===== Dataset records

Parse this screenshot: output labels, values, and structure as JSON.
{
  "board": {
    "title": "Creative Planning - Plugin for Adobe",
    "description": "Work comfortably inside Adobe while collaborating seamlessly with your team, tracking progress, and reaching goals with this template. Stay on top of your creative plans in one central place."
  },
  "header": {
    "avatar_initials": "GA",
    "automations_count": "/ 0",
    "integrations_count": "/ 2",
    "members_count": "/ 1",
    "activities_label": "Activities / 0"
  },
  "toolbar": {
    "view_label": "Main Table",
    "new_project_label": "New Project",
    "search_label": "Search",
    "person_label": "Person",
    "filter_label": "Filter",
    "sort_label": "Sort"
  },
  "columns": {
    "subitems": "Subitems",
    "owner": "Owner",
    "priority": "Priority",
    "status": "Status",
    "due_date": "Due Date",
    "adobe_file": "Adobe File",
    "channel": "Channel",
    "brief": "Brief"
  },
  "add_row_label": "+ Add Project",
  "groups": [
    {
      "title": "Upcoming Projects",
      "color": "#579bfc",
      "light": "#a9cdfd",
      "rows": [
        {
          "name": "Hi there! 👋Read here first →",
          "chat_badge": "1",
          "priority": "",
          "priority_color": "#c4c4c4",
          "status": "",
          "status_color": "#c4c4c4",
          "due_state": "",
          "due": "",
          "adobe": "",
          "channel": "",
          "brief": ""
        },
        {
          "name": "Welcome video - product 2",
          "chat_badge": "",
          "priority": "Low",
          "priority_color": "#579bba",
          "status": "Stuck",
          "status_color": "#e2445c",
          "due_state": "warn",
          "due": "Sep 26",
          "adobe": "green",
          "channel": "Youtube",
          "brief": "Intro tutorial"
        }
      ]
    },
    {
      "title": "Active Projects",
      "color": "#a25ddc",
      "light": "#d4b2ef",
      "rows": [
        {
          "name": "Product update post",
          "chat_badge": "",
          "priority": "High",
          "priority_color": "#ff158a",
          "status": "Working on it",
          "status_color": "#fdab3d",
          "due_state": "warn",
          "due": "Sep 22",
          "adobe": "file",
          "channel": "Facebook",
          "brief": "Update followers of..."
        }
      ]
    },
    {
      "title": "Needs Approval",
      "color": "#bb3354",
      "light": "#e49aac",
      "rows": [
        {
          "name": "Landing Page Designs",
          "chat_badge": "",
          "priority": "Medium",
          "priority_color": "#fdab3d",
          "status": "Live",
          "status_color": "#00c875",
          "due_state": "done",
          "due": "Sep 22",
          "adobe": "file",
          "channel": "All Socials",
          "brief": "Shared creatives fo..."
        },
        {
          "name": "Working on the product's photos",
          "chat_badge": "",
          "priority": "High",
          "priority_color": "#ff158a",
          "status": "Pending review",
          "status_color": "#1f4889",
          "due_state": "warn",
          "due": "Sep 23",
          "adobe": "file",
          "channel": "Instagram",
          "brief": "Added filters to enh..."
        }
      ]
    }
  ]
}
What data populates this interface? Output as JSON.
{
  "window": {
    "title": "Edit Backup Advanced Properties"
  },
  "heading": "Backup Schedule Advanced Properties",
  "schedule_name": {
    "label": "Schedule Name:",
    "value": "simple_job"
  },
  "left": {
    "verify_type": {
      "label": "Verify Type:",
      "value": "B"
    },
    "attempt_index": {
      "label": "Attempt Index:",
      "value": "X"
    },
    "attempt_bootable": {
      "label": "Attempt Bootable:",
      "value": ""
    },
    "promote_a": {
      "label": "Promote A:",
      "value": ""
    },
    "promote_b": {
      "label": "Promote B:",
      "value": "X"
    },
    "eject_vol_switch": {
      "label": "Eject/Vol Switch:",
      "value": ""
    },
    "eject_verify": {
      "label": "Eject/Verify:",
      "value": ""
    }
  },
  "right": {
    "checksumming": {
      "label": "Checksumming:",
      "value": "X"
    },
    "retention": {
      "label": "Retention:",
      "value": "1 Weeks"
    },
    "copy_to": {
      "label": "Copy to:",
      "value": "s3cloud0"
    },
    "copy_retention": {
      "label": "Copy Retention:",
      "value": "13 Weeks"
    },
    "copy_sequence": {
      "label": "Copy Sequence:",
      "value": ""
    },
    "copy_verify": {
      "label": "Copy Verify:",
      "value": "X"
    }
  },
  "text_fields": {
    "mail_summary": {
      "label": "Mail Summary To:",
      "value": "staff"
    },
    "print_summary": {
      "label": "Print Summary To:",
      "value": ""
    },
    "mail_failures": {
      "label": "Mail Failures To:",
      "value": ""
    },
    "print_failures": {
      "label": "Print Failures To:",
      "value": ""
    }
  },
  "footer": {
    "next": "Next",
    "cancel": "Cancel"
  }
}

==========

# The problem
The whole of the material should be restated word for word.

# Solved exercise
Parse this screenshot: output labels, values, and structure as JSON.
{
  "board": {
    "title": "Creative Planning - Plugin for Adobe",
    "description": "Work comfortably inside Adobe while collaborating seamlessly with your team, tracking progress, and reaching goals with this template. Stay on top of your creative plans in one central place."
  },
  "header": {
    "avatar_initials": "GA",
    "automations_count": "/ 0",
    "integrations_count": "/ 2",
    "members_count": "/ 1",
    "activities_label": "Activities / 0"
  },
  "toolbar": {
    "view_label": "Main Table",
    "new_project_label": "New Project",
    "search_label": "Search",
    "person_label": "Person",
    "filter_label": "Filter",
    "sort_label": "Sort"
  },
  "columns": {
    "subitems": "Subitems",
    "owner": "Owner",
    "priority": "Priority",
    "status": "Status",
    "due_date": "Due Date",
    "adobe_file": "Adobe File",
    "channel": "Channel",
    "brief": "Brief"
  },
  "add_row_label": "+ Add Project",
  "groups": [
    {
      "title": "Upcoming Projects",
      "color": "#579bfc",
      "light": "#a9cdfd",
      "rows": [
        {
          "name": "Hi there! 👋Read here first →",
          "chat_badge": "1",
          "priority": "",
          "priority_color": "#c4c4c4",
          "status": "",
          "status_color": "#c4c4c4",
          "due_state": "",
          "due": "",
          "adobe": "",
          "channel": "",
          "brief": ""
        },
        {
          "name": "Welcome video - product 2",
          "chat_badge": "",
          "priority": "Low",
          "priority_color": "#579bba",
          "status": "Stuck",
          "status_color": "#e2445c",
          "due_state": "warn",
          "due": "Sep 26",
          "adobe": "green",
          "channel": "Youtube",
          "brief": "Intro tutorial"
        }
      ]
    },
    {
      "title": "Active Projects",
      "color": "#a25ddc",
      "light": "#d4b2ef",
      "rows": [
        {
          "name": "Product update post",
          "chat_badge": "",
          "priority": "High",
          "priority_color": "#ff158a",
          "status": "Working on it",
          "status_color": "#fdab3d",
          "due_state": "warn",
          "due": "Sep 22",
          "adobe": "file",
          "channel": "Facebook",
          "brief": "Update followers of..."
        }
      ]
    },
    {
      "title": "Needs Approval",
      "color": "#bb3354",
      "light": "#e49aac",
      "rows": [
        {
          "name": "Landing Page Designs",
          "chat_badge": "",
          "priority": "Medium",
          "priority_color": "#fdab3d",
          "status": "Live",
          "status_color": "#00c875",
          "due_state": "done",
          "due": "Sep 22",
          "adobe": "file",
          "channel": "All Socials",
          "brief": "Shared creatives fo..."
        },
        {
          "name": "Working on the product's photos",
          "chat_badge": "",
          "priority": "High",
          "priority_color": "#ff158a",
          "status": "Pending review",
          "status_color": "#1f4889",
          "due_state": "warn",
          "due": "Sep 23",
          "adobe": "file",
          "channel": "Instagram",
          "brief": "Added filters to enh..."
        }
      ]
    }
  ]
}
What data populates this interface? Output as JSON.
{
  "window": {
    "title": "Edit Backup Advanced Properties"
  },
  "heading": "Backup Schedule Advanced Properties",
  "schedule_name": {
    "label": "Schedule Name:",
    "value": "simple_job"
  },
  "left": {
    "verify_type": {
      "label": "Verify Type:",
      "value": "B"
    },
    "attempt_index": {
      "label": "Attempt Index:",
      "value": "X"
    },
    "attempt_bootable": {
      "label": "Attempt Bootable:",
      "value": ""
    },
    "promote_a": {
      "label": "Promote A:",
      "value": ""
    },
    "promote_b": {
      "label": "Promote B:",
      "value": "X"
    },
    "eject_vol_switch": {
      "label": "Eject/Vol Switch:",
      "value": ""
    },
    "eject_verify": {
      "label": "Eject/Verify:",
      "value": ""
    }
  },
  "right": {
    "checksumming": {
      "label": "Checksumming:",
      "value": "X"
    },
    "retention": {
      "label": "Retention:",
      "value": "1 Weeks"
    },
    "copy_to": {
      "label": "Copy to:",
      "value": "s3cloud0"
    },
    "copy_retention": {
      "label": "Copy Retention:",
      "value": "13 Weeks"
    },
    "copy_sequence": {
      "label": "Copy Sequence:",
      "value": ""
    },
    "copy_verify": {
      "label": "Copy Verify:",
      "value": "X"
    }
  },
  "text_fields": {
    "mail_summary": {
      "label": "Mail Summary To:",
      "value": "staff"
    },
    "print_summary": {
      "label": "Print Summary To:",
      "value": ""
    },
    "mail_failures": {
      "label": "Mail Failures To:",
      "value": ""
    },
    "print_failures": {
      "label": "Print Failures To:",
      "value": ""
    }
  },
  "footer": {
    "next": "Next",
    "cancel": "Cancel"
  }
}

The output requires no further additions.